Soaring investment in Asia for clean energy pushed the continent beyond the total of the Americas last year, reports Bloomberg New Energy Finance. Although total new investment slipped 6.5% from the peak of US$155 billionn in 2008, it declined by less than had appeared likely, the report explains.
The key reason for this resilience was the buoyant investment in Asia, particularly in the wind energy sector in China.
Last year, for the first time, total new financial investment in clean energy in Asia-Oceania reached US$37.3bn, ahead of the Americas at US$32bn.
Europe, Middle East and Africa continued to lead the world with US$42.2bn of clean energy investment but, while new financial investment fell 14% in the EMEA region in 2009, and dropped 25% in the Americas, it increased by 25% in Asia-Oceania and was driven mainly by the wind energy sector.
Type of clean energy investment
The largest single component of this US$145bn of new clean energy investment was US$92bn of asset finance, although this was down 5% from 2008 levels.
Among the renewable energy sectors that received asset financing last year, 83 deals in wind energy (including the 1 GW London Array) received US$13.9bn; 29 deals in biomass received US$3.3bn; 35 deals in solar were US$1.6bn; 11 deals in small hydro received US$1.1bn; three deals in geothermal received US$0.5bn and three deals in marine energy received US$0.1bn.
Clean energy investment via public markets totaled US$13bn, also down 5% from 2008, while investment in privately-owned companies by venture capital and private equity funds saw a larger decrease, with only US$6.6bn invested, down 44% from the previous year.
The balance of new funding in clean energy was invested by governments (US$11bn), companies (US$9bn) and property owners (US$20bn) which includes residential small-scale projects such as rooftop solar panels. Both government RD&D and small-scale clean energy projects increased in 2009, helping to offset the effect of the recession on the sector.
Europe and Americas hit by recession
Clean energy investment in both Europe and the Americas was adversely affected by the financial crisis, as commercial banks reduced the credit for renewable energy projects, leaving public sector institutions (such as the European Investment Bank) to make up the slack. Initial public offerings were scarce in the first half of 2009 before bouncing back, while venture capital investors slowed their strong investments in 2008 and have remained cautious since, according to the report.
“The 2009 global investment numbers are higher than we expected even just a few weeks ago,” explains Michael Liebreich of Bloomberg New Energy Finance. “Clean energy remains a sector with strong long-term growth fundamentals even during hard economic times, and Asia has arrived not just as a big consumer of energy, but also as a heavyweight investor in clean energy capacity.”
Clean energy investment in China surged last year, including a US$2.6bn IPO in December by wind developer China Longyuan Power.
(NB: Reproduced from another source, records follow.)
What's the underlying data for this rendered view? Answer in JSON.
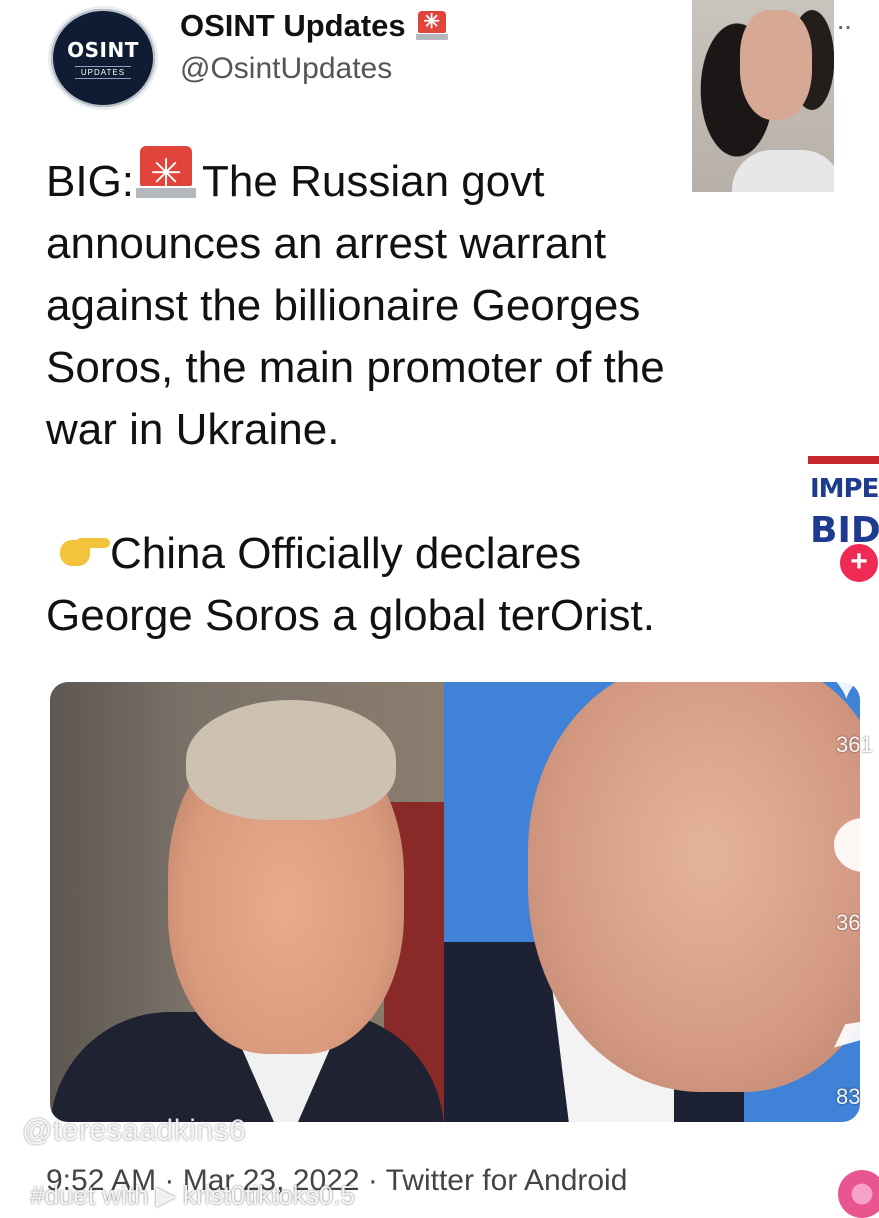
{
  "tweet": {
    "avatar": {
      "main": "OSINT",
      "sub": "UPDATES"
    },
    "display_name": "OSINT Updates",
    "handle": "@OsintUpdates",
    "text_line1_prefix": "BIG:",
    "text_line1_rest": "The Russian govt",
    "text_line2": "announces an arrest warrant",
    "text_line3": "against the billionaire Georges",
    "text_line4": "Soros, the main promoter of the",
    "text_line5": "war in Ukraine.",
    "second_line1": "China Officially declares",
    "second_line2": "George Soros a global terOrist.",
    "meta": "9:52 AM · Mar 23, 2022 · Twitter for Android",
    "more": "··"
  },
  "overlay": {
    "watermark": "@teresaadkins6",
    "duet": "#duet with  ▶ krist0tiktoks0.5",
    "sticker": {
      "line1": "IMPEA",
      "line2": "BIDE"
    },
    "counts": {
      "likes": "361",
      "comments": "36",
      "shares": "83"
    }
  }
}
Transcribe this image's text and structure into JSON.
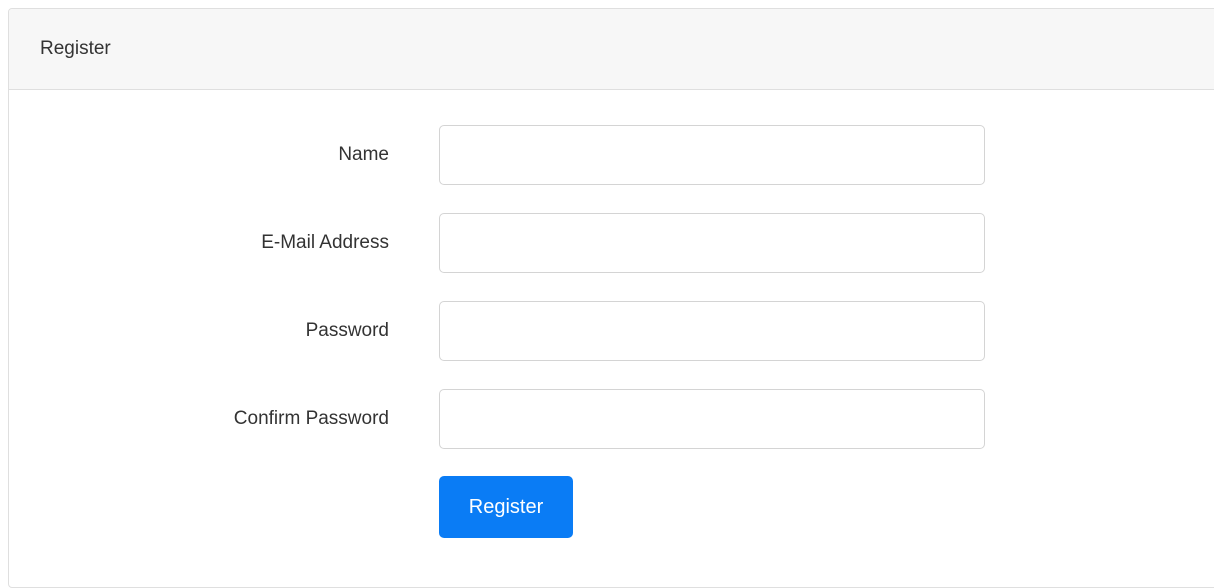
{
  "card": {
    "title": "Register"
  },
  "form": {
    "fields": [
      {
        "label": "Name",
        "value": "",
        "type": "text"
      },
      {
        "label": "E-Mail Address",
        "value": "",
        "type": "email"
      },
      {
        "label": "Password",
        "value": "",
        "type": "password"
      },
      {
        "label": "Confirm Password",
        "value": "",
        "type": "password"
      }
    ],
    "submit_label": "Register"
  },
  "colors": {
    "primary": "#0a7cf5",
    "header_bg": "#f7f7f7",
    "border": "#dfdfdf"
  }
}
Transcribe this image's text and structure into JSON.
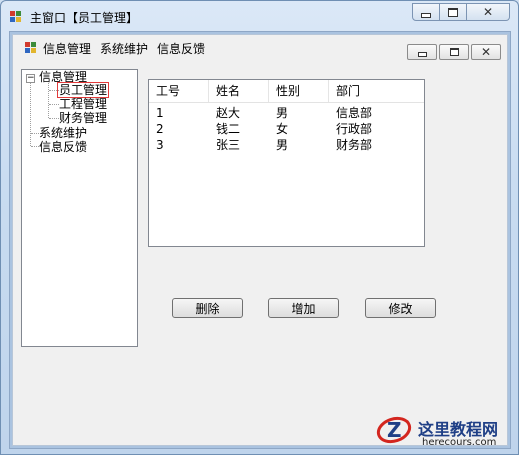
{
  "window": {
    "title": "主窗口【员工管理】"
  },
  "menu": {
    "items": [
      "信息管理",
      "系统维护",
      "信息反馈"
    ]
  },
  "tree": {
    "root": "信息管理",
    "children": [
      "员工管理",
      "工程管理",
      "财务管理"
    ],
    "selected": "员工管理",
    "siblings": [
      "系统维护",
      "信息反馈"
    ]
  },
  "table": {
    "headers": [
      "工号",
      "姓名",
      "性别",
      "部门"
    ],
    "rows": [
      [
        "1",
        "赵大",
        "男",
        "信息部"
      ],
      [
        "2",
        "钱二",
        "女",
        "行政部"
      ],
      [
        "3",
        "张三",
        "男",
        "财务部"
      ]
    ]
  },
  "buttons": {
    "delete": "删除",
    "add": "增加",
    "edit": "修改"
  },
  "watermark": {
    "title": "这里教程网",
    "url": "herecours.com"
  },
  "icons": {
    "app": "app-icon",
    "menu": "mdi-child-icon"
  },
  "colors": {
    "selection_border": "#e23a3a",
    "watermark_blue": "#1f3f86",
    "watermark_red": "#d3261f"
  }
}
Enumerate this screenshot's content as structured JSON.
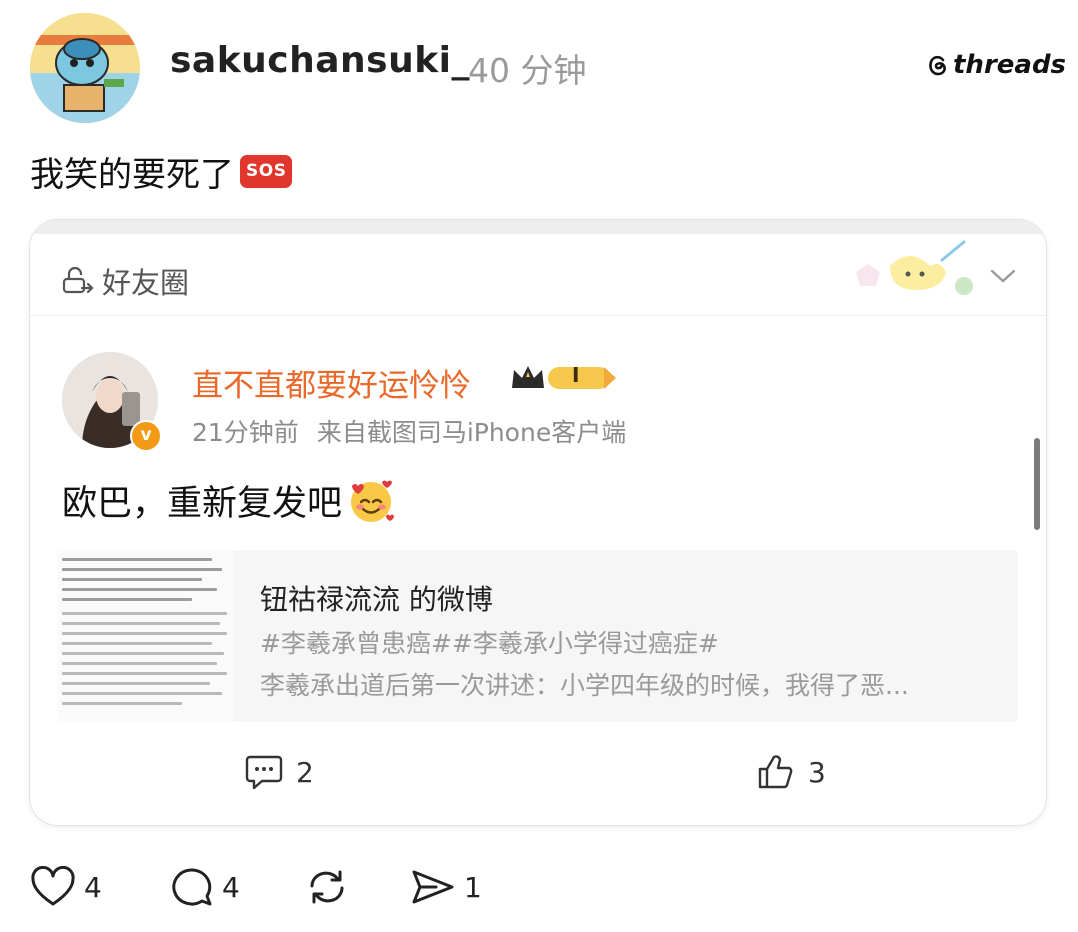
{
  "post": {
    "username": "sakuchansuki_",
    "time": "40 分钟",
    "brand": "threads",
    "text": "我笑的要死了",
    "emoji_label": "SOS"
  },
  "embed": {
    "circle_label": "好友圈",
    "weibo": {
      "name": "直不直都要好运怜怜",
      "level_badge": "I",
      "verified_mark": "v",
      "time": "21分钟前",
      "source": "来自截图司马iPhone客户端",
      "text": "欧巴，重新复发吧",
      "link": {
        "title": "钮祜禄流流 的微博",
        "tags": "#李羲承曾患癌##李羲承小学得过癌症#",
        "desc": "李羲承出道后第一次讲述：小学四年级的时候，我得了恶..."
      },
      "comments": "2",
      "likes": "3"
    }
  },
  "actions": {
    "likes": "4",
    "replies": "4",
    "shares": "1"
  },
  "colors": {
    "weibo_name": "#e8692a",
    "verified_badge": "#f29a16",
    "sos_bg": "#e0362c"
  }
}
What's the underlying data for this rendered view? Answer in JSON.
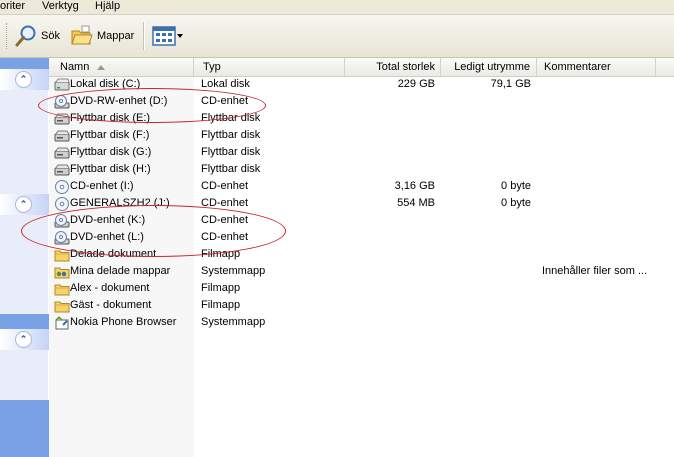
{
  "menu": {
    "favorites_partial": "oriter",
    "tools": "Verktyg",
    "help": "Hjälp"
  },
  "toolbar": {
    "search_label": "Sök",
    "folders_label": "Mappar"
  },
  "columns": {
    "name": "Namn",
    "type": "Typ",
    "total_size": "Total storlek",
    "free_space": "Ledigt utrymme",
    "comments": "Kommentarer"
  },
  "rows": [
    {
      "name": "Lokal disk (C:)",
      "type": "Lokal disk",
      "total": "229 GB",
      "free": "79,1 GB",
      "comment": "",
      "icon": "hard-disk-icon"
    },
    {
      "name": "DVD-RW-enhet (D:)",
      "type": "CD-enhet",
      "total": "",
      "free": "",
      "comment": "",
      "icon": "dvd-drive-icon"
    },
    {
      "name": "Flyttbar disk (E:)",
      "type": "Flyttbar disk",
      "total": "",
      "free": "",
      "comment": "",
      "icon": "removable-disk-icon"
    },
    {
      "name": "Flyttbar disk (F:)",
      "type": "Flyttbar disk",
      "total": "",
      "free": "",
      "comment": "",
      "icon": "removable-disk-icon"
    },
    {
      "name": "Flyttbar disk (G:)",
      "type": "Flyttbar disk",
      "total": "",
      "free": "",
      "comment": "",
      "icon": "removable-disk-icon"
    },
    {
      "name": "Flyttbar disk (H:)",
      "type": "Flyttbar disk",
      "total": "",
      "free": "",
      "comment": "",
      "icon": "removable-disk-icon"
    },
    {
      "name": "CD-enhet (I:)",
      "type": "CD-enhet",
      "total": "3,16 GB",
      "free": "0 byte",
      "comment": "",
      "icon": "cd-drive-icon"
    },
    {
      "name": "GENERALSZH2 (J:)",
      "type": "CD-enhet",
      "total": "554 MB",
      "free": "0 byte",
      "comment": "",
      "icon": "cd-drive-icon"
    },
    {
      "name": "DVD-enhet (K:)",
      "type": "CD-enhet",
      "total": "",
      "free": "",
      "comment": "",
      "icon": "dvd-drive-icon"
    },
    {
      "name": "DVD-enhet (L:)",
      "type": "CD-enhet",
      "total": "",
      "free": "",
      "comment": "",
      "icon": "dvd-drive-icon"
    },
    {
      "name": "Delade dokument",
      "type": "Filmapp",
      "total": "",
      "free": "",
      "comment": "",
      "icon": "folder-icon"
    },
    {
      "name": "Mina delade mappar",
      "type": "Systemmapp",
      "total": "",
      "free": "",
      "comment": "Innehåller filer som ...",
      "icon": "shared-folder-icon"
    },
    {
      "name": "Alex - dokument",
      "type": "Filmapp",
      "total": "",
      "free": "",
      "comment": "",
      "icon": "folder-icon"
    },
    {
      "name": "Gäst - dokument",
      "type": "Filmapp",
      "total": "",
      "free": "",
      "comment": "",
      "icon": "folder-icon"
    },
    {
      "name": "Nokia Phone Browser",
      "type": "Systemmapp",
      "total": "",
      "free": "",
      "comment": "",
      "icon": "phone-browser-icon"
    }
  ],
  "colors": {
    "annotation": "#c8262e",
    "taskpane": "#7aa1e6"
  }
}
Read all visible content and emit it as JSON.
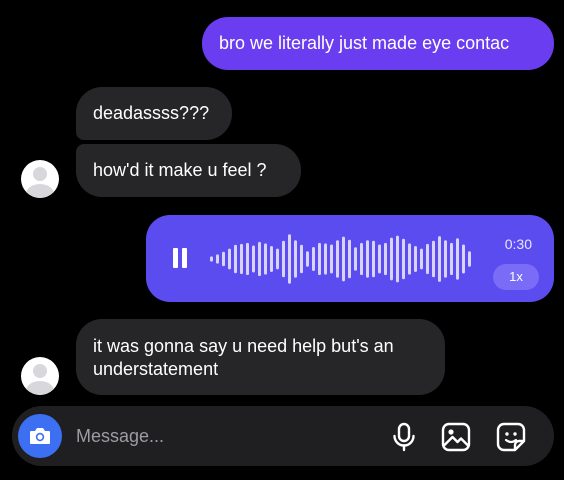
{
  "conversation": {
    "messages": [
      {
        "sender": "me",
        "text": "bro we literally just made eye contac"
      },
      {
        "sender": "them",
        "text": "deadassss???"
      },
      {
        "sender": "them",
        "text": "how'd it make u feel ?"
      },
      {
        "sender": "me",
        "type": "voice",
        "duration": "0:30",
        "speed": "1x"
      },
      {
        "sender": "them",
        "text": "it was gonna say u need help but's an understatement"
      }
    ]
  },
  "voice_waveform": [
    0.1,
    0.18,
    0.28,
    0.4,
    0.55,
    0.58,
    0.62,
    0.52,
    0.66,
    0.6,
    0.5,
    0.4,
    0.7,
    0.95,
    0.72,
    0.55,
    0.3,
    0.46,
    0.62,
    0.6,
    0.56,
    0.72,
    0.86,
    0.74,
    0.45,
    0.62,
    0.72,
    0.7,
    0.56,
    0.62,
    0.82,
    0.9,
    0.78,
    0.6,
    0.5,
    0.4,
    0.58,
    0.7,
    0.88,
    0.72,
    0.62,
    0.8,
    0.56,
    0.3
  ],
  "composer": {
    "placeholder": "Message..."
  },
  "icons": {
    "camera": "camera-icon",
    "mic": "microphone-icon",
    "gallery": "gallery-icon",
    "sticker": "sticker-icon",
    "pause": "pause-icon"
  },
  "colors": {
    "background": "#000000",
    "sent_bubble": "#6a3df0",
    "voice_bubble": "#5b4cf0",
    "received_bubble": "#262629",
    "camera_button": "#3d6ff2"
  }
}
Asset finance was also active, with China investing in large-scale wind and solar projects sited far from population centres. Overall, China’s asset finance investment in new wind energy last year was US$21.8bn, up 27%, while investment in solar jumped 97% to US$1.9bn.
“China‘s focus until recently was mainly on building its domestic manufacturing base, particularly in wind and solar photovoltaics,” says Liebreich. “What changed in 2009 was the focus on scaling up Chinese generation capacity to meet demand, which has clearly been identified as one of the ways it will meet its new commitment to bring down its emissions as a proportion of GDP.”
Global clean energy investment
New global clean energy investment in the fourth quarter of 2009 was US$27bn, down from US$32.9bn in Q3 but slightly up from the US$26.3bn in Q4 2008. An unexpected development was the rebound in new public market fund-raisings, with US$4.9bn raised in Q4 2009 and US$4.6bn in Q3, compared with US$1.2bn in Q4 2008 and almost nothing in Q1 2009.
Bloomberg New Energy Finance
Bloomberg New Energy Finance is an independent provider of research in renewable energy, carbon markets, energy efficiency, biofuels, carbon capture and storage, and nuclear power. Bloomberg purchased New Energy Finance in December 2009, and renamed the company Bloomberg New Energy Finance.